(DATA)

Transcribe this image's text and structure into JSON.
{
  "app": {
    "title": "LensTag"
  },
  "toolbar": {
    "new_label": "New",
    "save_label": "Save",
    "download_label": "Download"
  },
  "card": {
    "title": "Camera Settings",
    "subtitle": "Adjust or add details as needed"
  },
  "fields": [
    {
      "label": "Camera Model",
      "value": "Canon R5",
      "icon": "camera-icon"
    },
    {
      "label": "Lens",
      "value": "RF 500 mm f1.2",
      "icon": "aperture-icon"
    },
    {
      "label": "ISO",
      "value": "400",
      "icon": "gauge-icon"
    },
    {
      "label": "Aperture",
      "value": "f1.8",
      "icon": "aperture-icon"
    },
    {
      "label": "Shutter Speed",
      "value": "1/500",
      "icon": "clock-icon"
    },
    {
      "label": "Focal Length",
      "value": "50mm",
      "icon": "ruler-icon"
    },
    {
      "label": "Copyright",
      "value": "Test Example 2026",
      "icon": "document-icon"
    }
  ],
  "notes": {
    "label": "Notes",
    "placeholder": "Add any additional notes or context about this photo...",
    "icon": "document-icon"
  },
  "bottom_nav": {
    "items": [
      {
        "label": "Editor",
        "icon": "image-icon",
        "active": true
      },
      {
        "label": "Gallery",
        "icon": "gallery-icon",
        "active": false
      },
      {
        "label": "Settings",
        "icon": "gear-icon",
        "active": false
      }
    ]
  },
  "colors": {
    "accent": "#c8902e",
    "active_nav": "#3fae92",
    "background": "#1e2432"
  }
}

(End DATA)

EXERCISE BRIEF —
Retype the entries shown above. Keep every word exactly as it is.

ANSWER TO THIS TASK —
Transcribe this image's text and structure into JSON.
{
  "app": {
    "title": "LensTag"
  },
  "toolbar": {
    "new_label": "New",
    "save_label": "Save",
    "download_label": "Download"
  },
  "card": {
    "title": "Camera Settings",
    "subtitle": "Adjust or add details as needed"
  },
  "fields": [
    {
      "label": "Camera Model",
      "value": "Canon R5",
      "icon": "camera-icon"
    },
    {
      "label": "Lens",
      "value": "RF 500 mm f1.2",
      "icon": "aperture-icon"
    },
    {
      "label": "ISO",
      "value": "400",
      "icon": "gauge-icon"
    },
    {
      "label": "Aperture",
      "value": "f1.8",
      "icon": "aperture-icon"
    },
    {
      "label": "Shutter Speed",
      "value": "1/500",
      "icon": "clock-icon"
    },
    {
      "label": "Focal Length",
      "value": "50mm",
      "icon": "ruler-icon"
    },
    {
      "label": "Copyright",
      "value": "Test Example 2026",
      "icon": "document-icon"
    }
  ],
  "notes": {
    "label": "Notes",
    "placeholder": "Add any additional notes or context about this photo...",
    "icon": "document-icon"
  },
  "bottom_nav": {
    "items": [
      {
        "label": "Editor",
        "icon": "image-icon",
        "active": true
      },
      {
        "label": "Gallery",
        "icon": "gallery-icon",
        "active": false
      },
      {
        "label": "Settings",
        "icon": "gear-icon",
        "active": false
      }
    ]
  },
  "colors": {
    "accent": "#c8902e",
    "active_nav": "#3fae92",
    "background": "#1e2432"
  }
}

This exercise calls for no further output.